Teen Substance Abuse

Summer is a season when teens look forward to more time with friends, family and loved ones. School is out and excess free time abounds as young people anticipate warm summer days having fun without obligations of school. While a break from academics can be welcomed by teens, studies demonstrate an increase in teen drug use during the months of June and July as teens are more likely to begin experimenting with drugs and alcohol. Approximately 11,000 teens use alcohol for the first time during this season, 5,000 try a cigarette for the first time and 4,5000 use marijuana for the first time during June and July. Education and preventative measures are certainly needed to help stem the rise in Teen Substance Abuse during the summer months.


Influences on Teens

Many teens are susceptible to using drugs and alcohol due to peer pressure, social media and existence in pop culture. More free time and less adult supervision is providing increased opportunity for experimental behavior. Risk factors are present during the year including freedom of summer. The earlier teens begin experimentation with substances, the more likely it is a teen will develop more serious issues, including addiction, later in life. Teens are going through many major physical, emotional and mental developmental changes during adolescent years and the effects of illicit substances can cause irreversible damage to the brain and body. A majority of adults who struggle with addiction first began using substances before age 21 years old.


Signs of Teen Substance Abuse

Some of the common signs of teen substance abuse may include the following:

  • Poor grades
  • Lack of hygiene
  • Loss of interest in activities once enjoyed
  • Secretive behavior
  • Unusually tired
  • Secretive behavior
  • Missed curfews
  • Diminished physical appearance
  • Bloodshot eyes
  • Avoiding eye contact


Addressing Potential Use

To prevent teen drug use and substance abuse, parents can be the first line of defense. Although parents cannot be present twenty four hours a day, open conversations with teens can prevent experimentation and trouble down the road. Parents must be ever vigilant to set boundaries, monitor activities and stay involved. Asking questions helps as does regarding who a teen spends time with, what the person is doing and when the person will be home. Speaking with teens about risks of substance abuse prior to experimentation can be very impactful and go a long way towards prevention. The best approach is usually to ask straightforward questions with a calm, non-judgemental tone.

Teens may lie about substance use but it is important to set a safe space to discuss what is happening without judgement. The teen’s safety and wellbeing is the number one concern. If a teen continues to deny substance use in spite of existing evidence, a variety of resources are available to help address the issue. Professionals must help identify whether or not a problem exists and how to proceed if action is needed.

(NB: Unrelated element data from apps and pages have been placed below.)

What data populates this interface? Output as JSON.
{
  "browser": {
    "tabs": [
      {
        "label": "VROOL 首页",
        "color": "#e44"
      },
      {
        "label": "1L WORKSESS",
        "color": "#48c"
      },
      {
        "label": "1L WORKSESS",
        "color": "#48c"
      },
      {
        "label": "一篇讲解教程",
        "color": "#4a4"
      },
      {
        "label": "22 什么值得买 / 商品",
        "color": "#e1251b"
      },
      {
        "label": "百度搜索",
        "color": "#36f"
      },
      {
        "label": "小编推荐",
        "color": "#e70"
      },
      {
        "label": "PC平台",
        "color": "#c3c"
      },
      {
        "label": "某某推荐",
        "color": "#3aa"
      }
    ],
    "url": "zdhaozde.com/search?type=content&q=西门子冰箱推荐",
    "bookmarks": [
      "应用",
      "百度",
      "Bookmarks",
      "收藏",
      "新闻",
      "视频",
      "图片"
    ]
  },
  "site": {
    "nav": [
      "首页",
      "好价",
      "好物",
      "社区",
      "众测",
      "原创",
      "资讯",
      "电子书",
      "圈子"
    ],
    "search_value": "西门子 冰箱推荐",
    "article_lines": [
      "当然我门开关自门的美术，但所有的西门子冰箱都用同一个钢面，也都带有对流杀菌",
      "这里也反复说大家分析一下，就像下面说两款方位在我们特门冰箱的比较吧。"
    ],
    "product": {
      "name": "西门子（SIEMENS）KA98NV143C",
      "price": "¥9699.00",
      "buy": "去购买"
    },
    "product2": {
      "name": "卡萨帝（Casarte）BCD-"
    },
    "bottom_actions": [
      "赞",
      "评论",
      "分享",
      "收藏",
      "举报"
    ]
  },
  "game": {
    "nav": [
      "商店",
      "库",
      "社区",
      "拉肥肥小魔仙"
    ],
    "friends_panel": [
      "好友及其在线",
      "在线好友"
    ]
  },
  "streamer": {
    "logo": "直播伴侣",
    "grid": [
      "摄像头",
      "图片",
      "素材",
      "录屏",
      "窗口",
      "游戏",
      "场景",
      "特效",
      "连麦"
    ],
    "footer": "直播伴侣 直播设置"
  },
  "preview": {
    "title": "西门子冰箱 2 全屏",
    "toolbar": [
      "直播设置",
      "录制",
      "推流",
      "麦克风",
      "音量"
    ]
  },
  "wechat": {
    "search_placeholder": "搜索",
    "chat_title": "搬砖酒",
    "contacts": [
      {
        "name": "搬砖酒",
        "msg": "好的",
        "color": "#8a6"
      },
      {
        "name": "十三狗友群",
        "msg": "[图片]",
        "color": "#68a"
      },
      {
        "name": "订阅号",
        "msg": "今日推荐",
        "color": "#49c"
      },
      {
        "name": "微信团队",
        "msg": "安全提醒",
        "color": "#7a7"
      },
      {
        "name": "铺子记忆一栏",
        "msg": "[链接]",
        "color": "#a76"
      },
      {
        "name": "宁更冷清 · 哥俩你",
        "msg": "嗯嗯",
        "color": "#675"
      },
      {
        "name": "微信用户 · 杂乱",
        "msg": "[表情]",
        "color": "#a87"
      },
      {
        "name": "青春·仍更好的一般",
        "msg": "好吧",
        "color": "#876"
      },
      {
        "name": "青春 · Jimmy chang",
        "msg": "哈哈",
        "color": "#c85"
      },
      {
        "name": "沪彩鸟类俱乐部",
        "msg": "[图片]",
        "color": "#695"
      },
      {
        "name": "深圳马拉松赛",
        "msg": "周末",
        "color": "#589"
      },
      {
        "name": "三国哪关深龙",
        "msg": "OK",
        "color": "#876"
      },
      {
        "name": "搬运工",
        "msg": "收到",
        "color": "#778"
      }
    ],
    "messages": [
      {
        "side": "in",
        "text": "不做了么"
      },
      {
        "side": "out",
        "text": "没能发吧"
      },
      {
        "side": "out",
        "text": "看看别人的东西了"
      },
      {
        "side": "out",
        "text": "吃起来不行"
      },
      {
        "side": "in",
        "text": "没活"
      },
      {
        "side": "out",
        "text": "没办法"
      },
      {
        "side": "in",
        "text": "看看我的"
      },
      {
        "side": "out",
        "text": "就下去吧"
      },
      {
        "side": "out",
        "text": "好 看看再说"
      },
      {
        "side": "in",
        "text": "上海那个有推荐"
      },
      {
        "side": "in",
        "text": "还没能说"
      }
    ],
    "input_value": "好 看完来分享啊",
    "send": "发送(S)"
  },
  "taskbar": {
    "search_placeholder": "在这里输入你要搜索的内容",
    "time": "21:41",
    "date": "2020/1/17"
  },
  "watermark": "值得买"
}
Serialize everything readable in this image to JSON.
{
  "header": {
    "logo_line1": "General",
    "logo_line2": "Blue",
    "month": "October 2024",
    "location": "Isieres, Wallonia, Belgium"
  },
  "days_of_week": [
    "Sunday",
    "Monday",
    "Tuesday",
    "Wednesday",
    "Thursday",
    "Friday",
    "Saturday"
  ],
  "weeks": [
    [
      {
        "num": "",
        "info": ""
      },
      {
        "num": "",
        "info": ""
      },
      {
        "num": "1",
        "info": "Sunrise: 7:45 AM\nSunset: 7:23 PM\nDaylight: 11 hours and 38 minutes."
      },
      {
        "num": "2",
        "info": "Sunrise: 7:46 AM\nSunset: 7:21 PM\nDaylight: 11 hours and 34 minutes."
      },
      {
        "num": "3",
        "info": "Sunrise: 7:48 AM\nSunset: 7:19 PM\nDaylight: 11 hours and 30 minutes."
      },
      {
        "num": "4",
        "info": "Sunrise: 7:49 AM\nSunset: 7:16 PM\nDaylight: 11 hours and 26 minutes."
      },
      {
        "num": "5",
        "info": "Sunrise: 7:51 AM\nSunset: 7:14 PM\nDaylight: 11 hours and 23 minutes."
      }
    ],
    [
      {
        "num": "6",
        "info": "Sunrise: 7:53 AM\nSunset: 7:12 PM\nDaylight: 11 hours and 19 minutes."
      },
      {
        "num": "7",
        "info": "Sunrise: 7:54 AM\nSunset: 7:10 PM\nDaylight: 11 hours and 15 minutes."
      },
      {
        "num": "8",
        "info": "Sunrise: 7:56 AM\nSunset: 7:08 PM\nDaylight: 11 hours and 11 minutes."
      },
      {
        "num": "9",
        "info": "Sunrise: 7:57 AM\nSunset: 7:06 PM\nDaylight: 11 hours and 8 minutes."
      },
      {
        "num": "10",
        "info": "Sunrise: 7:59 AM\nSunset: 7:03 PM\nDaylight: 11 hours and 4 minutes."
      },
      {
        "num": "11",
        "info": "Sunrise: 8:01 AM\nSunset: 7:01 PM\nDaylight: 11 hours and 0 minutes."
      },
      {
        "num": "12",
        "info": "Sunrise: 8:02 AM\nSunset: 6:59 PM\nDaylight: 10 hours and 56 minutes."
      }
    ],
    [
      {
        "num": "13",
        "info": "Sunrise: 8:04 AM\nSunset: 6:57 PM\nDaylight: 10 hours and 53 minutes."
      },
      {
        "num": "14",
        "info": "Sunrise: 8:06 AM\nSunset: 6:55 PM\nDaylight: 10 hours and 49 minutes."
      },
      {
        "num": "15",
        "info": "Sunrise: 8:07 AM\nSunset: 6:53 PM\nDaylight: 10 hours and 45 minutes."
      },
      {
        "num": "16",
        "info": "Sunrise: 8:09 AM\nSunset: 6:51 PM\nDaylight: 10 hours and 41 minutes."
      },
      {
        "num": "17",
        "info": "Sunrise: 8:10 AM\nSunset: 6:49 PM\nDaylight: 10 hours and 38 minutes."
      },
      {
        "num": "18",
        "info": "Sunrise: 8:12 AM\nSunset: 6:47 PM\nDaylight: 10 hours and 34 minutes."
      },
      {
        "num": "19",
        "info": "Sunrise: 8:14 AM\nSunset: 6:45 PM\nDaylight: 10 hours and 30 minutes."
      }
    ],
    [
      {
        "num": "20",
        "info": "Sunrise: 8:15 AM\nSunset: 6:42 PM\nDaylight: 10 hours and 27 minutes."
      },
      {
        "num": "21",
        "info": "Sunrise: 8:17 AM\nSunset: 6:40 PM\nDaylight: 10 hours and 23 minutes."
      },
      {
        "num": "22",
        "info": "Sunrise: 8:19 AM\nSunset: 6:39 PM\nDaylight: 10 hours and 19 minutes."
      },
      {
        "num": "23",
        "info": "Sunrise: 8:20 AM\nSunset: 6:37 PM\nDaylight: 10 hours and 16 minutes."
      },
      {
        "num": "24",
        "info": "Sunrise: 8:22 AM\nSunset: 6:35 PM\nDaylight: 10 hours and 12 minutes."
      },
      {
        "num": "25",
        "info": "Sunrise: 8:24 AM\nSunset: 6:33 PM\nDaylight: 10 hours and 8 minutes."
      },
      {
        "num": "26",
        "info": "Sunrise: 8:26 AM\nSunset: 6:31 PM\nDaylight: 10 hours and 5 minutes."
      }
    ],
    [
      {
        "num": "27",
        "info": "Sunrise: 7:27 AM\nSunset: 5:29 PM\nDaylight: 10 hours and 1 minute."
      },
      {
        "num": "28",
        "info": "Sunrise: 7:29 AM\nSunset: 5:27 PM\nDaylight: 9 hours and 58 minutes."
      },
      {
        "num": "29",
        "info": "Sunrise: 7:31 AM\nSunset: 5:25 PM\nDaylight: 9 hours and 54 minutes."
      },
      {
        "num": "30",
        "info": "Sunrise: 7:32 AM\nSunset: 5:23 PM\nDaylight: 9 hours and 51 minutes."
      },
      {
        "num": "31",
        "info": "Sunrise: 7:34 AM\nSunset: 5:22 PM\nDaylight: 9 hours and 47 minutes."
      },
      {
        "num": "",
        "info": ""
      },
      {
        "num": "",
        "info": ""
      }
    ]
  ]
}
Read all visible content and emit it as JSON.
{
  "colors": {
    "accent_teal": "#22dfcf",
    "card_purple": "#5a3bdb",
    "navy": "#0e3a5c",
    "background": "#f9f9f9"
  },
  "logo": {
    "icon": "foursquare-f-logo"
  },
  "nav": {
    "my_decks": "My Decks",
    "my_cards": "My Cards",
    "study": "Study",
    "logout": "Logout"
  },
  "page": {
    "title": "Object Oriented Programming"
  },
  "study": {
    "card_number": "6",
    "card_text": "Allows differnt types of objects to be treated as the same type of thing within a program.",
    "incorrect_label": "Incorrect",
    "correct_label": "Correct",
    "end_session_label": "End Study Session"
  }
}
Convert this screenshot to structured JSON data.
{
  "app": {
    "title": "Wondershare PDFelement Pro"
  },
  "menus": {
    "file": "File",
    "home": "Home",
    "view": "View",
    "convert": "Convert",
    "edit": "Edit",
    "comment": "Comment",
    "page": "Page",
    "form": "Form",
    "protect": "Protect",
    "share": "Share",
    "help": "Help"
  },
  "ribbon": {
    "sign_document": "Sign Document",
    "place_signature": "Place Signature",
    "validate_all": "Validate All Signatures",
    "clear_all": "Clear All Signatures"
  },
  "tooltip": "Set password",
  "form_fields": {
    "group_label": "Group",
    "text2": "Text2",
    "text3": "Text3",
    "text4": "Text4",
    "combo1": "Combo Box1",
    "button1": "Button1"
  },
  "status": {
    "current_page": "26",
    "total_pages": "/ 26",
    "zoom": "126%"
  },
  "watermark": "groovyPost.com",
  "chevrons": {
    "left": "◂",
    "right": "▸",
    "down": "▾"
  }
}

Hired Power is committed to providing information and resources to families of teens who need assistance with substance abuse issues. Call us to find out how we can support your family on the journey to helping a loved one recover and build a life without the use of substances.